Ethnic and Industrial Heritage of South Bethlehem

In spring of 1865, the American Civil War finally came to an end. Crowds of townsfolk lined Main St. in Bethlehem, Pennsylvania and welcomed home their native sons who had fought so valiantly.

During the summer of that year, the village of Bethlehem South received its incorporation as the Borough of South Bethlehem.
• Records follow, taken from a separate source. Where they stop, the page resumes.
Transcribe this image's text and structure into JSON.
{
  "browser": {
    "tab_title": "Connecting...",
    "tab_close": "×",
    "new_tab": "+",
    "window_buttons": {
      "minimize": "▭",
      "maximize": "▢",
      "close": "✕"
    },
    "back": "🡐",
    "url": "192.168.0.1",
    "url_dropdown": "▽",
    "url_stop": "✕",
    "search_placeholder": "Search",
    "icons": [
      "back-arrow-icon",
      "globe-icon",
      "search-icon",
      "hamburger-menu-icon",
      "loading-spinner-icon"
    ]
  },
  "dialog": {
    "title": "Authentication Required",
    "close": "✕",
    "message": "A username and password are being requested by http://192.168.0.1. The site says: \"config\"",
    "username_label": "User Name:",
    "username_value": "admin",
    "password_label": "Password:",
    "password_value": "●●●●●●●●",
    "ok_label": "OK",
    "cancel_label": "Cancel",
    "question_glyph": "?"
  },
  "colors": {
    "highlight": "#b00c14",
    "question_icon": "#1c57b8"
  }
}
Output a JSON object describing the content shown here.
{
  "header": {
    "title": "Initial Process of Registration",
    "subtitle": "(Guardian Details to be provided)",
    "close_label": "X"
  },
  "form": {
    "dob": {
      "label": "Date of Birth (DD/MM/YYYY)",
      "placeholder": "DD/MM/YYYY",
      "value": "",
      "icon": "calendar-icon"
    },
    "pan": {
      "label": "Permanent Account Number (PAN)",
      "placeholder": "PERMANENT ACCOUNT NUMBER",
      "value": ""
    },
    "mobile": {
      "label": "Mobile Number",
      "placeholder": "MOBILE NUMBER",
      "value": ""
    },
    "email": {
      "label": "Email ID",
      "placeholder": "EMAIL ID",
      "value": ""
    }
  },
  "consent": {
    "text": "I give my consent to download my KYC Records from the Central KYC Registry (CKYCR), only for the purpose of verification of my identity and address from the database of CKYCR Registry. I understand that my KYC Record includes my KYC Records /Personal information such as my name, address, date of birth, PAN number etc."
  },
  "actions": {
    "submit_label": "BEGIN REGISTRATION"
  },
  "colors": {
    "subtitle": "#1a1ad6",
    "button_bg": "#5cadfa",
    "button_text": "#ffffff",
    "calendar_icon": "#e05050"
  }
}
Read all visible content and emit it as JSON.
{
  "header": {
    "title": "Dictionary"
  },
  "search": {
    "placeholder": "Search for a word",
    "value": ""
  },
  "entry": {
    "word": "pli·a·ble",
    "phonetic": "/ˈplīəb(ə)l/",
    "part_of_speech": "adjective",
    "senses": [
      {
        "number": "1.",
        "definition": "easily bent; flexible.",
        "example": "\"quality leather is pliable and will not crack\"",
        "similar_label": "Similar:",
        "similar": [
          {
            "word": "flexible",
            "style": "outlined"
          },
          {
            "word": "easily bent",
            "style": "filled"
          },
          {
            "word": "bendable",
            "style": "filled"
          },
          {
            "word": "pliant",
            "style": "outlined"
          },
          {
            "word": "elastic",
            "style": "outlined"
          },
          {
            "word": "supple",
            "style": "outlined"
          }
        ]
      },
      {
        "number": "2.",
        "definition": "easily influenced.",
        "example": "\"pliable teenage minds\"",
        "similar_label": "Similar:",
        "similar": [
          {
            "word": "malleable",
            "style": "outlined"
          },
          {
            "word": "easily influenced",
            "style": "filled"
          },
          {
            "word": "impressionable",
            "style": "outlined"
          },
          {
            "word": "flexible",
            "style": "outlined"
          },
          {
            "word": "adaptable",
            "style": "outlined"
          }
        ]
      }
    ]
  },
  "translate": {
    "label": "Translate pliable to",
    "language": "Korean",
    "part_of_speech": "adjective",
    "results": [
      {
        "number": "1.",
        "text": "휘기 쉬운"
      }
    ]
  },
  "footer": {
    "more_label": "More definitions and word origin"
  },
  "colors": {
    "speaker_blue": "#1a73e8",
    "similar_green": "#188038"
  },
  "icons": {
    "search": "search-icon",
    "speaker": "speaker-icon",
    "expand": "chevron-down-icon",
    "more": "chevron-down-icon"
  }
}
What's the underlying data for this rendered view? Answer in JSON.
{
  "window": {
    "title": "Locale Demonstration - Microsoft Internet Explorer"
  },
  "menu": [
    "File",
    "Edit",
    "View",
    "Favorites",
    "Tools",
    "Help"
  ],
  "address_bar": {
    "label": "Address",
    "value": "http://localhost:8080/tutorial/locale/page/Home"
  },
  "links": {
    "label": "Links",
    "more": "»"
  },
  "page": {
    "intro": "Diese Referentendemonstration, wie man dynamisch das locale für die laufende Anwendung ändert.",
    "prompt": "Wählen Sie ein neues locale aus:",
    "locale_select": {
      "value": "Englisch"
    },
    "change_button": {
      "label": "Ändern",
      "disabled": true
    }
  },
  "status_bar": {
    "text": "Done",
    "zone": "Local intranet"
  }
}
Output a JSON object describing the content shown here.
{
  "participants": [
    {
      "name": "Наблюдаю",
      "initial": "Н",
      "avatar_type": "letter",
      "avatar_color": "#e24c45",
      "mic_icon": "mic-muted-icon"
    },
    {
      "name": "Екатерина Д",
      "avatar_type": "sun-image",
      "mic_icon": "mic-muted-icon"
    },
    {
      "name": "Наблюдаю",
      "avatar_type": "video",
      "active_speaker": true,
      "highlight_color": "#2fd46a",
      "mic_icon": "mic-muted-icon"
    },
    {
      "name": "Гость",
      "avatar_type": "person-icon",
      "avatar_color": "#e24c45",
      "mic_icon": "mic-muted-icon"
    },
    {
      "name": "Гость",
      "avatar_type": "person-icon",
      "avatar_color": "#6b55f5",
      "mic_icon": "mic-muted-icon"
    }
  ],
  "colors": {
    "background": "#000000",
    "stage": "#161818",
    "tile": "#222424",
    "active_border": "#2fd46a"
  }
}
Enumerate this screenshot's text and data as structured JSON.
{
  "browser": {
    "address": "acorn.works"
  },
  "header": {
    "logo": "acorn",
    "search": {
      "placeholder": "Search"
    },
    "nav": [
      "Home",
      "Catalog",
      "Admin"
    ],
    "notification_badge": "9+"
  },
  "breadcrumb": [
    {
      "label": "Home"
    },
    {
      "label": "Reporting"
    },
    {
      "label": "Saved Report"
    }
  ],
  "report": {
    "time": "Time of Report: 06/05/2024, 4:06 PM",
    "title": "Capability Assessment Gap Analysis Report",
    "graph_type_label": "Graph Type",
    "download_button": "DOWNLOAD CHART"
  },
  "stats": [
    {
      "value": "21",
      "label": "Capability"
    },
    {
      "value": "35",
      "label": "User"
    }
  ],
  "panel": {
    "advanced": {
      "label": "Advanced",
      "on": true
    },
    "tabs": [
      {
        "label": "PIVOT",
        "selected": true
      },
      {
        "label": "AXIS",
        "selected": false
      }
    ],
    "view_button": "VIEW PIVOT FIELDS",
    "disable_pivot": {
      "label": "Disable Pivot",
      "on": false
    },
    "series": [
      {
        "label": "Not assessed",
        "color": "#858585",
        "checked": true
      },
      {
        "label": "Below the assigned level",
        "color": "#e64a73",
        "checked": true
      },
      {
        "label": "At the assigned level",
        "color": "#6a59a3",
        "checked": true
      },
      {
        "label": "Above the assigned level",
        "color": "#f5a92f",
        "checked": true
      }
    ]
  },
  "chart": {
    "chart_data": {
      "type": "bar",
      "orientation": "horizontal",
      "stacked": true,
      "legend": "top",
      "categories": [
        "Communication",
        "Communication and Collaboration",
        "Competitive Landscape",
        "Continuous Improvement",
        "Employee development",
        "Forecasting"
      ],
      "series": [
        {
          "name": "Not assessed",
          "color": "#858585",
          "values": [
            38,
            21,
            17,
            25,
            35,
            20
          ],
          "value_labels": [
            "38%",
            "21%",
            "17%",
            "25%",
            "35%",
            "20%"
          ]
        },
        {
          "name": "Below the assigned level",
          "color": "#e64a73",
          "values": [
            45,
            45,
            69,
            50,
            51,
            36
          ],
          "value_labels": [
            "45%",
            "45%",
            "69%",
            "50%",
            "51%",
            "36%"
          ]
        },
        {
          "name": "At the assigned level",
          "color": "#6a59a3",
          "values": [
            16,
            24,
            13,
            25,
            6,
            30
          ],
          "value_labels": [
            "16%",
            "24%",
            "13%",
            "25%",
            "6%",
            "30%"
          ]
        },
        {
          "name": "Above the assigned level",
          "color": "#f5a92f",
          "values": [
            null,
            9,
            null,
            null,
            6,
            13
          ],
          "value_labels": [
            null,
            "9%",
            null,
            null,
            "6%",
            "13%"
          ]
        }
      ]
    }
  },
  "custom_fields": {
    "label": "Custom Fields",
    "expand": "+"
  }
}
On South Mountain, Asa Packer founded a polytechnic college he named “Lehigh University.”

Before the Civil War in 1853, South Bethlehem achieved industrial importance through the efforts of Samuel Wetherill, who built the Pennsylvania and Lehigh Zinc Company along the Lehigh River. 

In 1855, Asa Packer’s Lehigh Valley Railroad arrived in South Bethlehem with passenger service between Mauch Chunk and Easton. The railroad was instrumental in the delivery of anthracite from northern coal regions to Philadelphia and New York markets.

The need for high-quality rails positioned the Bethlehem Iron Company in full blast by 1863, managed by ironmaster, John Fritz, whose innovative advancement forged iron production to steel.

With every ensuing year, waves of ethnic immigrant labor found employment in the production of steel, and as South Bethlehem’s population increased, so did the establishment of working class neighborhoods and churches.

Affluent investors and executives on Fountain Hill lived in sharp contrast to the thousands of skilled immigrant workers who labored in the steel mill, the cigar factories and the silk mills in South Bethlehem.

In 1904, this patchwork of industry and labor attracted Charles M. Schwab to South Bethlehem. He purchased the iron company and revamped it into the Bethlehem Steel Corporation. Under his leadership, South Bethlehem prospered through government contracts awarded to Bethlehem Steel for armor plate and war ordinance.

This combination of education, vision, capital and toil created an industrial revolution that would not only affect the future of South Bethlehem, but also the greater Lehigh Valley—and the World.